He adds, “This is the future of health care, where all of us are present and available to help our patients depending on their needs. It’s about putting their needs first, whether that’s dealing with pain or range of motion or enhancing performance. Each profession offers expertise that fits nicely with the other but that is different. We can provide better care when we know how to work together and when we have opportunities to work together.”
Jordan Knowlton-Key, a chiropractic sports fellow, has decided to take the next step in his practice by completing the massage program. When he is done, he will not only be a chiropractor but also a massage therapist. He has seen the need and the benefits of chiropractors and massage therapists working together, and wants to bring those skills together in his practice.
“Sometimes I need more massage skills, more manual hands-on skills for the patient,” he says. “Sometimes that is the only thing the patient can tolerate if they are dealing with pain or a certain issue. I want to have all the instruments and all of the knowledge at my disposal. No one profession has all of the answers.”
As a sports chiropractor, he also knows that sometimes athletes or teams can’t afford to have more than one health professional working the sidelines or the training room. Having a professional who is cross-trained and able to practice a variety of disciplines such as chiropractic and massage brings value.
“I have always been a more hands-on provider,” Knowlton-Key says. “But with massage therapy, I can bring in the muscle work and more of an understanding of how it all works together. I’ve been in some environments where I couldn’t do some of the more aggressive manual therapies because the patient couldn’t withstand anything more than a light touch. In those cases, with dual skills, I can be more helpful to my patients.”
Knowlton-Key plans to enter the massage program in spring 2020 and graduate in about 18 months under a slightly streamlined program that will take into account some of the classes he already has completed for his chiropractic degree. Eventually, he would like to start his own integrative health practice in his hometown region, in South Dakota’s Black Hills.
“Integrative health care doesn’t really exist there — at least not to this extent,” he says. “I believe that to teach and practice integrative health, we have to live the example.”
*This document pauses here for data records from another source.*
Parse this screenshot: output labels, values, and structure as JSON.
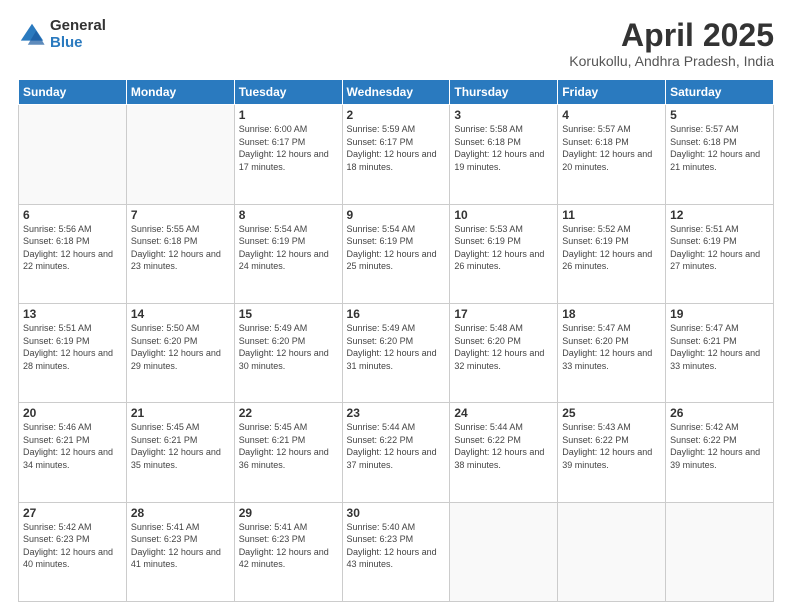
{
  "header": {
    "logo_general": "General",
    "logo_blue": "Blue",
    "title": "April 2025",
    "subtitle": "Korukollu, Andhra Pradesh, India"
  },
  "days_of_week": [
    "Sunday",
    "Monday",
    "Tuesday",
    "Wednesday",
    "Thursday",
    "Friday",
    "Saturday"
  ],
  "weeks": [
    [
      {
        "day": "",
        "info": ""
      },
      {
        "day": "",
        "info": ""
      },
      {
        "day": "1",
        "info": "Sunrise: 6:00 AM\nSunset: 6:17 PM\nDaylight: 12 hours and 17 minutes."
      },
      {
        "day": "2",
        "info": "Sunrise: 5:59 AM\nSunset: 6:17 PM\nDaylight: 12 hours and 18 minutes."
      },
      {
        "day": "3",
        "info": "Sunrise: 5:58 AM\nSunset: 6:18 PM\nDaylight: 12 hours and 19 minutes."
      },
      {
        "day": "4",
        "info": "Sunrise: 5:57 AM\nSunset: 6:18 PM\nDaylight: 12 hours and 20 minutes."
      },
      {
        "day": "5",
        "info": "Sunrise: 5:57 AM\nSunset: 6:18 PM\nDaylight: 12 hours and 21 minutes."
      }
    ],
    [
      {
        "day": "6",
        "info": "Sunrise: 5:56 AM\nSunset: 6:18 PM\nDaylight: 12 hours and 22 minutes."
      },
      {
        "day": "7",
        "info": "Sunrise: 5:55 AM\nSunset: 6:18 PM\nDaylight: 12 hours and 23 minutes."
      },
      {
        "day": "8",
        "info": "Sunrise: 5:54 AM\nSunset: 6:19 PM\nDaylight: 12 hours and 24 minutes."
      },
      {
        "day": "9",
        "info": "Sunrise: 5:54 AM\nSunset: 6:19 PM\nDaylight: 12 hours and 25 minutes."
      },
      {
        "day": "10",
        "info": "Sunrise: 5:53 AM\nSunset: 6:19 PM\nDaylight: 12 hours and 26 minutes."
      },
      {
        "day": "11",
        "info": "Sunrise: 5:52 AM\nSunset: 6:19 PM\nDaylight: 12 hours and 26 minutes."
      },
      {
        "day": "12",
        "info": "Sunrise: 5:51 AM\nSunset: 6:19 PM\nDaylight: 12 hours and 27 minutes."
      }
    ],
    [
      {
        "day": "13",
        "info": "Sunrise: 5:51 AM\nSunset: 6:19 PM\nDaylight: 12 hours and 28 minutes."
      },
      {
        "day": "14",
        "info": "Sunrise: 5:50 AM\nSunset: 6:20 PM\nDaylight: 12 hours and 29 minutes."
      },
      {
        "day": "15",
        "info": "Sunrise: 5:49 AM\nSunset: 6:20 PM\nDaylight: 12 hours and 30 minutes."
      },
      {
        "day": "16",
        "info": "Sunrise: 5:49 AM\nSunset: 6:20 PM\nDaylight: 12 hours and 31 minutes."
      },
      {
        "day": "17",
        "info": "Sunrise: 5:48 AM\nSunset: 6:20 PM\nDaylight: 12 hours and 32 minutes."
      },
      {
        "day": "18",
        "info": "Sunrise: 5:47 AM\nSunset: 6:20 PM\nDaylight: 12 hours and 33 minutes."
      },
      {
        "day": "19",
        "info": "Sunrise: 5:47 AM\nSunset: 6:21 PM\nDaylight: 12 hours and 33 minutes."
      }
    ],
    [
      {
        "day": "20",
        "info": "Sunrise: 5:46 AM\nSunset: 6:21 PM\nDaylight: 12 hours and 34 minutes."
      },
      {
        "day": "21",
        "info": "Sunrise: 5:45 AM\nSunset: 6:21 PM\nDaylight: 12 hours and 35 minutes."
      },
      {
        "day": "22",
        "info": "Sunrise: 5:45 AM\nSunset: 6:21 PM\nDaylight: 12 hours and 36 minutes."
      },
      {
        "day": "23",
        "info": "Sunrise: 5:44 AM\nSunset: 6:22 PM\nDaylight: 12 hours and 37 minutes."
      },
      {
        "day": "24",
        "info": "Sunrise: 5:44 AM\nSunset: 6:22 PM\nDaylight: 12 hours and 38 minutes."
      },
      {
        "day": "25",
        "info": "Sunrise: 5:43 AM\nSunset: 6:22 PM\nDaylight: 12 hours and 39 minutes."
      },
      {
        "day": "26",
        "info": "Sunrise: 5:42 AM\nSunset: 6:22 PM\nDaylight: 12 hours and 39 minutes."
      }
    ],
    [
      {
        "day": "27",
        "info": "Sunrise: 5:42 AM\nSunset: 6:23 PM\nDaylight: 12 hours and 40 minutes."
      },
      {
        "day": "28",
        "info": "Sunrise: 5:41 AM\nSunset: 6:23 PM\nDaylight: 12 hours and 41 minutes."
      },
      {
        "day": "29",
        "info": "Sunrise: 5:41 AM\nSunset: 6:23 PM\nDaylight: 12 hours and 42 minutes."
      },
      {
        "day": "30",
        "info": "Sunrise: 5:40 AM\nSunset: 6:23 PM\nDaylight: 12 hours and 43 minutes."
      },
      {
        "day": "",
        "info": ""
      },
      {
        "day": "",
        "info": ""
      },
      {
        "day": "",
        "info": ""
      }
    ]
  ]
}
ROB KARWATH is a former newspaper and TV reporter and editor who is president and CEO of North Coast Communications, with offices in Duluth, Minn., and Lawrence, Kan. One of his clients is Northwestern Health Sciences University in Bloomington, Minn. For more information about the university or its programs, go to nwhealth.edu or call 952-888-4777.